All this leads to what we think is the most interesting question out there right now. After everything that we've seen, after all we've been through together over the last year, can we be surprised anymore? Are we able to be shocked? The answer is, 'of course,' but the ominous follow-up question then is, 'What on earth will it take to move the needle and achieve that task?'
In the meantime, as we wait for the fifth shoe to drop, there are still no bullish industries, and Financials maintain their death grip on the title of industry with the most bearish sentiment.
For those wondering why Financials are still loathed, (and is there really anybody still wondering why) you only need to turn to Oppenheimer analyst Meredith Whitney who last week stated:
I am more bearish today than I have been in the past 18 months.
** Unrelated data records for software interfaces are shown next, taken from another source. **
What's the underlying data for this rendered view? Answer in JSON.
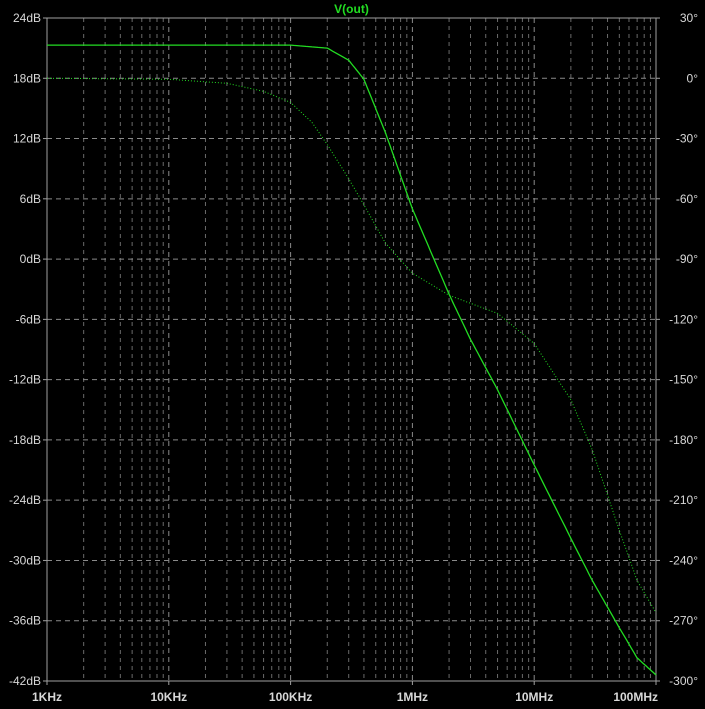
{
  "chart_data": {
    "type": "line",
    "title": "V(out)",
    "x_scale": "log",
    "xlim": [
      1000,
      100000000
    ],
    "x_tick_values": [
      1000,
      10000,
      100000,
      1000000,
      10000000,
      100000000
    ],
    "x_tick_labels": [
      "1KHz",
      "10KHz",
      "100KHz",
      "1MHz",
      "10MHz",
      "100MHz"
    ],
    "y_left": {
      "unit": "dB",
      "lim": [
        -42,
        24
      ],
      "tick_values": [
        24,
        18,
        12,
        6,
        0,
        -6,
        -12,
        -18,
        -24,
        -30,
        -36,
        -42
      ],
      "tick_labels": [
        "24dB",
        "18dB",
        "12dB",
        "6dB",
        "0dB",
        "-6dB",
        "-12dB",
        "-18dB",
        "-24dB",
        "-30dB",
        "-36dB",
        "-42dB"
      ]
    },
    "y_right": {
      "unit": "degree",
      "lim": [
        -300,
        30
      ],
      "tick_values": [
        30,
        0,
        -30,
        -60,
        -90,
        -120,
        -150,
        -180,
        -210,
        -240,
        -270,
        -300
      ],
      "tick_labels": [
        "30°",
        "0°",
        "-30°",
        "-60°",
        "-90°",
        "-120°",
        "-150°",
        "-180°",
        "-210°",
        "-240°",
        "-270°",
        "-300°"
      ]
    },
    "grid": true,
    "series": [
      {
        "axis": "left",
        "style": "solid",
        "color": "#22dd22",
        "x": [
          1000,
          10000,
          100000,
          200000,
          300000,
          400000,
          600000,
          1000000,
          2000000,
          3000000,
          5000000,
          10000000,
          20000000,
          30000000,
          50000000,
          70000000,
          100000000
        ],
        "y": [
          21.3,
          21.3,
          21.3,
          21.0,
          19.8,
          17.9,
          12.6,
          5.0,
          -3.5,
          -8.0,
          -13.0,
          -20.5,
          -27.8,
          -32.0,
          -36.7,
          -39.7,
          -41.4
        ]
      },
      {
        "axis": "right",
        "style": "dotted",
        "color": "#22dd22",
        "x": [
          1000,
          10000,
          30000,
          60000,
          100000,
          150000,
          200000,
          300000,
          400000,
          600000,
          1000000,
          2000000,
          3000000,
          5000000,
          10000000,
          20000000,
          30000000,
          50000000,
          70000000,
          100000000
        ],
        "y": [
          0.0,
          -0.5,
          -2.5,
          -6.5,
          -12.0,
          -22.0,
          -33.0,
          -50.0,
          -63.0,
          -82.0,
          -97.0,
          -108.0,
          -112.0,
          -117.0,
          -132.0,
          -160.0,
          -185.0,
          -225.0,
          -250.0,
          -266.0
        ]
      }
    ]
  }
}
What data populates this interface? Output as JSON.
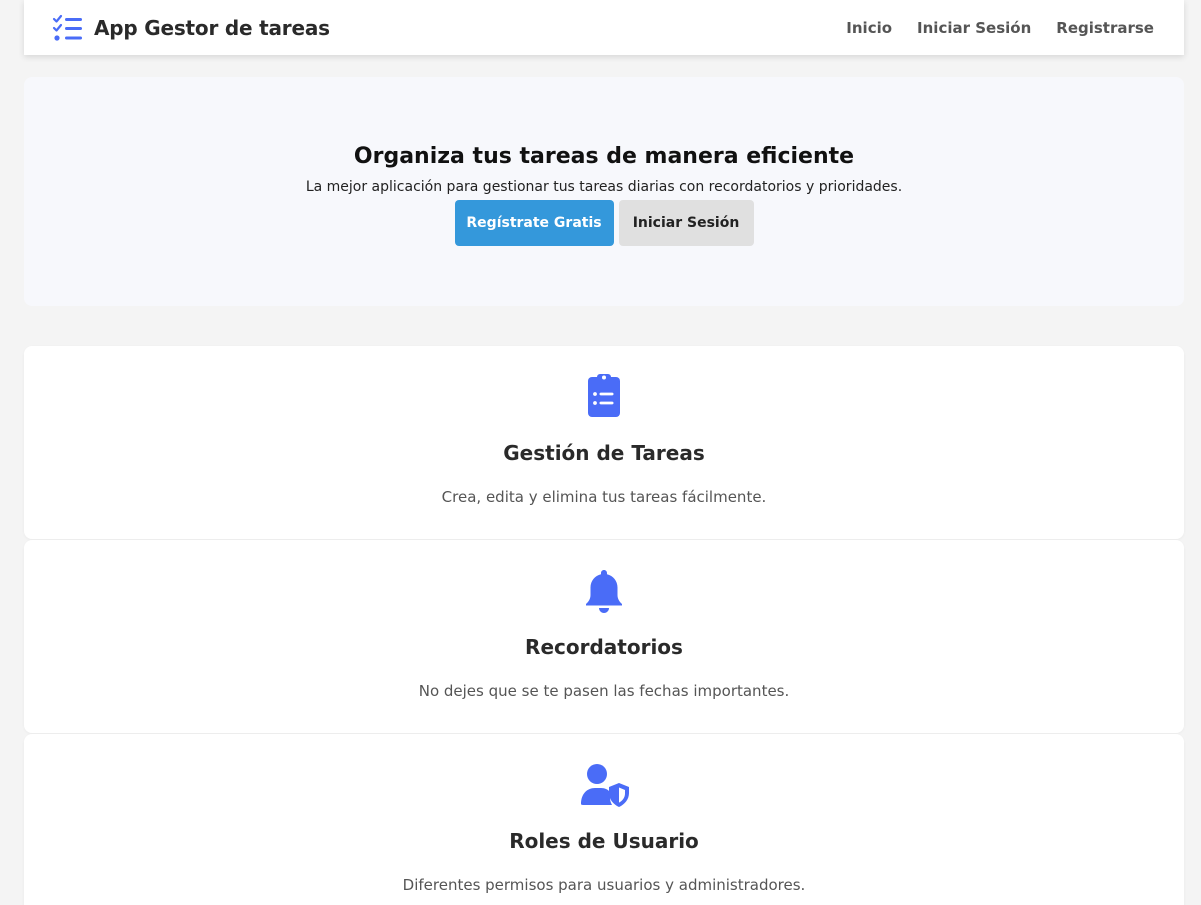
{
  "navbar": {
    "brand_icon": "task-list-icon",
    "brand_title": "App Gestor de tareas",
    "links": [
      {
        "label": "Inicio"
      },
      {
        "label": "Iniciar Sesión"
      },
      {
        "label": "Registrarse"
      }
    ]
  },
  "hero": {
    "title": "Organiza tus tareas de manera eficiente",
    "subtitle": "La mejor aplicación para gestionar tus tareas diarias con recordatorios y prioridades.",
    "primary_button": "Regístrate Gratis",
    "secondary_button": "Iniciar Sesión"
  },
  "features": [
    {
      "icon": "clipboard-list-icon",
      "title": "Gestión de Tareas",
      "description": "Crea, edita y elimina tus tareas fácilmente."
    },
    {
      "icon": "bell-icon",
      "title": "Recordatorios",
      "description": "No dejes que se te pasen las fechas importantes."
    },
    {
      "icon": "user-shield-icon",
      "title": "Roles de Usuario",
      "description": "Diferentes permisos para usuarios y administradores."
    }
  ],
  "colors": {
    "accent_icon": "#4a6cf7",
    "primary_button": "#3498db",
    "secondary_button": "#e0e0e0",
    "page_background": "#f4f4f4",
    "hero_background": "#f7f8fc"
  }
}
In so far as the market has impacted on the economy, capital destruction has been so intense that multi-trillions in capital raised by institutions through both private and public capital has gone to plug holes and not stabilize the effects of shrinking liquidity to corporations and consumers. More than $3 trillion of available credit has been expunged from the markets and therefore corporate and consumer borrowers so far this year.
And, if that wasn't enough to bring you down, she goes on to state:
I estimate that the mortgage market will shrink for the first time in U.S. history and that the credit card market will be 18 months behind it. While just over 70% of U.S. households have access to credit cards, 90% of these people use credit cards as a cash-flow management vehicle, or revolve payments at least once a year. While the credit card market is small relative to the mortgage market, it has grown to play a key role in consumer liquidity. Declining liquidity here will have disastrous effects on consumer spending and the economy.
If this is accurate, then this 'lag' might explain why the Consumer Goods industry was the only industry to see a meaningful bullish shift in sentiment last week. Perhaps driving this push is the belief by the sell-side that the consumer will, in a grandiose move of denial, continue to fill the coffers of the retailers to get through the holiday season (improving the view of the Consumer Goods industry), but in the end, many of them won't be good for the money when pay day comes around.
Finally, Merrill Lynch economist David Rosenberg noted that we have entered the "bubble" phase in Treasuries. Ten-year yields are sitting at rates that haven't been seen in over fifty years. No question that these rates represent a flight to safety, which makes the interesting take-away that fixed income traders, unlike their equity brethren, are still finding it possible to feel worse each week than the week before.